Source: Vientiane Times
The energy and mining sector is trying to cut electricity prices so that power is affordable for local residents and businesses.
Many consumers in Laos have been complaining about their escalating electricity bills. The tariff is high when compared to neighbouring countries, the Minister of Energy and Mines, Dr Khammany Inthirath, acknowledged at the first quarter meeting of the energy and mining sector held in Vientiane yesterday.
The two-day meeting over June 3-4 is being attended by representatives of the energy and mining sector as well as investors and development partners. They are taking this opportunity to discuss the sector’s development plans and targets.
Topics up for discussion include past achievements of state projects to ensure regulation, quality, and reasonable pricing of electricity. Cost structures, safety inspections at plants and expansion of the electricity network, its stations and transmission lines will also be discussed.
In the next three quarters of this year, the Ministry of Energy and Mines is expecting to complete 20 hydropower plants with an installed capacity of 2,707MW. This will produce around 33,874 million kWh, worth about 16,575 billion kip.
Electricity generated for export is expected to reach 25,625 million kWh, which represents a dollar value of US$1,451 million.

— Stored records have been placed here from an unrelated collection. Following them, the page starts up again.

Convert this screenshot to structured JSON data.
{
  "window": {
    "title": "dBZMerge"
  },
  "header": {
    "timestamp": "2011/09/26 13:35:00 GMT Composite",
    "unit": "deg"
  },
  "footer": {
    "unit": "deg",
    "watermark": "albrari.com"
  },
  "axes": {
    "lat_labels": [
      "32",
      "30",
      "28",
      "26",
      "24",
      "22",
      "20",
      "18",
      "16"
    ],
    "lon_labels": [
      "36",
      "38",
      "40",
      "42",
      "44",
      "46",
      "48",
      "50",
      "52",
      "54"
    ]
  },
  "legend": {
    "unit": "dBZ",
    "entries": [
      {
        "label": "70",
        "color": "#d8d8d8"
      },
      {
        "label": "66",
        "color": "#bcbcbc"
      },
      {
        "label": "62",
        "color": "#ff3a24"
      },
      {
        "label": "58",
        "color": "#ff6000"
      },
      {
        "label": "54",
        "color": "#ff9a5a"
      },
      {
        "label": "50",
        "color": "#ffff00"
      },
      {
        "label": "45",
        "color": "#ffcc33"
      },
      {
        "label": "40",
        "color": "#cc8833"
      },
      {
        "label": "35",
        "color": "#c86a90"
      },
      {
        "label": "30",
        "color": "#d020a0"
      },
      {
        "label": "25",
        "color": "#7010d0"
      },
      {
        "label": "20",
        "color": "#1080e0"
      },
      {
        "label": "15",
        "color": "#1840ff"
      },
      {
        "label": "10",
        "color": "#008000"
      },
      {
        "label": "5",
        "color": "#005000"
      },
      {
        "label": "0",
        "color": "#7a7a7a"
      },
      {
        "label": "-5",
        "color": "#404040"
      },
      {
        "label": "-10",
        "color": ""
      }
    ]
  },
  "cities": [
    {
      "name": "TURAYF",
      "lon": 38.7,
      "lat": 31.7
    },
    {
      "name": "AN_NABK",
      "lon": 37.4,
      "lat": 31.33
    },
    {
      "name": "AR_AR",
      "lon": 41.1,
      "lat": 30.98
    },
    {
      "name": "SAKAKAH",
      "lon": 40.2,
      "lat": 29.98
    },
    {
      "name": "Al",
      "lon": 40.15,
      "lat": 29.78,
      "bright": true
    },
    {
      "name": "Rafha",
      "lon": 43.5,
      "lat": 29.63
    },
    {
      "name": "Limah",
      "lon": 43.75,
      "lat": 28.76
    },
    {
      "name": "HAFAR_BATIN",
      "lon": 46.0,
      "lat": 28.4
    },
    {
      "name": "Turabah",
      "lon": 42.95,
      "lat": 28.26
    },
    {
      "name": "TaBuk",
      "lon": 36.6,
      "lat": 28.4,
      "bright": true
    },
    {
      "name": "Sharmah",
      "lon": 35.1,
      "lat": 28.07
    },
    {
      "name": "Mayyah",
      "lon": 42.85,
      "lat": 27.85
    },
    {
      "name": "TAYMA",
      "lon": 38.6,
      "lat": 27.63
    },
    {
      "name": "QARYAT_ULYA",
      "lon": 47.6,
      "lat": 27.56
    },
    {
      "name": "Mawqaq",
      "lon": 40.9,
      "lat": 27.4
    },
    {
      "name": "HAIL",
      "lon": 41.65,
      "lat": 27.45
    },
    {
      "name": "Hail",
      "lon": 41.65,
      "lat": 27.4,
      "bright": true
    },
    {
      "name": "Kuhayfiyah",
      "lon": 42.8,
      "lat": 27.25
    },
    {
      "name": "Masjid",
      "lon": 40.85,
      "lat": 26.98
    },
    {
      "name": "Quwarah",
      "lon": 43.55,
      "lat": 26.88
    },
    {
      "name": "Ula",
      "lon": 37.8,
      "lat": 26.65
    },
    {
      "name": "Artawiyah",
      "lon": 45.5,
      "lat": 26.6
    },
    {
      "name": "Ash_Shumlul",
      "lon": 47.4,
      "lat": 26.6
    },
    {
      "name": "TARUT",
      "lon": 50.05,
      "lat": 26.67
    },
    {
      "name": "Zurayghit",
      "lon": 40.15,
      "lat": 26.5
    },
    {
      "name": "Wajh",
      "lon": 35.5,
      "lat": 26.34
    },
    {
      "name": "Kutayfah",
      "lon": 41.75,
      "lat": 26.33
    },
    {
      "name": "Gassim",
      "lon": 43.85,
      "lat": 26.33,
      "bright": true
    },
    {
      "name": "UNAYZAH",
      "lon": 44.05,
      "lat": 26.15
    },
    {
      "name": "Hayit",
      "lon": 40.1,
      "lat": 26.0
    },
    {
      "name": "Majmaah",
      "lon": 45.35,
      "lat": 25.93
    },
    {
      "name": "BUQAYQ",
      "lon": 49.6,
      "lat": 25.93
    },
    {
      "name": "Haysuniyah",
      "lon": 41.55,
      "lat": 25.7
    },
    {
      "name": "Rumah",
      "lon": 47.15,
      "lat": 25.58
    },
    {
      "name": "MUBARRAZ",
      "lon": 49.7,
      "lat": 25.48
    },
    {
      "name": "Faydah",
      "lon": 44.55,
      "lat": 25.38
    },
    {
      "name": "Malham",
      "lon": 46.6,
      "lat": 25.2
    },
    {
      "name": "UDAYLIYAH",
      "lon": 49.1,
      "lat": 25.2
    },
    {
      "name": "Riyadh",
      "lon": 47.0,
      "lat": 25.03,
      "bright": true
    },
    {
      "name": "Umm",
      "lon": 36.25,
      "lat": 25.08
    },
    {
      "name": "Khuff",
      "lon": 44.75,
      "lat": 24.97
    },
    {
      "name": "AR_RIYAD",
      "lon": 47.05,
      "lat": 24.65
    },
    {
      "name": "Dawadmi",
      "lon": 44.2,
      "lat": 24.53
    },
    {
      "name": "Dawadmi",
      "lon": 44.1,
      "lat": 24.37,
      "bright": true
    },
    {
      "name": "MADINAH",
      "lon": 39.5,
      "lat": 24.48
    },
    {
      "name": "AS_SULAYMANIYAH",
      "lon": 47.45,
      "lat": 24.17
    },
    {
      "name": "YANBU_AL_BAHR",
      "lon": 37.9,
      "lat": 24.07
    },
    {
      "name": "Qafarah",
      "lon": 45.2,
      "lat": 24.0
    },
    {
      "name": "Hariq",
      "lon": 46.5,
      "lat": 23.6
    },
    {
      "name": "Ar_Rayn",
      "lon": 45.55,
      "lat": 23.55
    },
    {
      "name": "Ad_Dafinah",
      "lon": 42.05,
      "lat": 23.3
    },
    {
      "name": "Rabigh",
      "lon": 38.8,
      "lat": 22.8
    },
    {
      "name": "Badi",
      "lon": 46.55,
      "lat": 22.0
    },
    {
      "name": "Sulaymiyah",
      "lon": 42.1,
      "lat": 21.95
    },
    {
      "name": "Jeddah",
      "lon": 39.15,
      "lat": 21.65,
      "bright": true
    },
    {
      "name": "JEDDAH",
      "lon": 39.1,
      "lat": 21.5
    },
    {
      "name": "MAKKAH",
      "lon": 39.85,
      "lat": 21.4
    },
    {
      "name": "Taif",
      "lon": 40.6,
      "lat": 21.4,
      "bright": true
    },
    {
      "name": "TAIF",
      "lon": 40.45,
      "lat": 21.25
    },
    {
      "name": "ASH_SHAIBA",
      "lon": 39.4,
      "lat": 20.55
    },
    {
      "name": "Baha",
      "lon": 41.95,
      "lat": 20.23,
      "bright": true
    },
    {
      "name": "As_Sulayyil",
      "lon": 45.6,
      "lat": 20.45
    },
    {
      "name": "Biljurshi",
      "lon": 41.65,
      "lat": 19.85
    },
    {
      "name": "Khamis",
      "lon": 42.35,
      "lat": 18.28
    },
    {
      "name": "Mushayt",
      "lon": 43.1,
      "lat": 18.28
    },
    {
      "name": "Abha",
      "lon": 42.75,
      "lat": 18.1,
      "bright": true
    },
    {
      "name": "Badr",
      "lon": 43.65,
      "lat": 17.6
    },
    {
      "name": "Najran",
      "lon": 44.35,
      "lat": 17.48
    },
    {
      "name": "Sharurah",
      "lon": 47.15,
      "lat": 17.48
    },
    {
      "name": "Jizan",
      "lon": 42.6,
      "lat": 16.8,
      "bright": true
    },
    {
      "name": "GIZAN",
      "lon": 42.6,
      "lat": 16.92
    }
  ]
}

Seven transmission lines are expected to be completed in the near future, including two that are 230kV. One line is 86.4km long and runs from Meuang Houn to Pak Ngeuy-Phaoudom. Another is 82km long and runs from Nam Xam to Hua Meuany.
Five 115kV transmission lines are currently under construction. They include a 90km stretch linking Non Hay to Paklai, a 50km line from Huayxai district to Pheung station, and a 33km section from Nam Ngiep to Pakxan.
A line from the Na Hay station to Dongphosy station is also being constructed.
The ministry is focusing on developing a renewable energy supply so that the country is less dependent on imports from other countries.
Gross Domestic Product in the energy and mining sector was 28,247 billion kip in 2018. This was an increase of 11 percent over 2017 when GDP was 16.8 percent, Dr Khammany told the meeting.
Laos currently has 63 operational hydropower plants with an installed capacity of 7,213MW. These plants are able to produce 37,035kWh of electricity a year, he said.
An additional 37 hydropower plants are under construction. The majority of these are expected to be completed by 2020-2021. When they are operational, Laos will have 100 hydropower plants which combined will have an installed capacity of 13,062MW.
It is expected that they will be able to produce 66,944 million kWh a year and that this will be more than sufficient to meet the needs of the domestic market. The government also hopes to supply more electricity to its regional neighbours.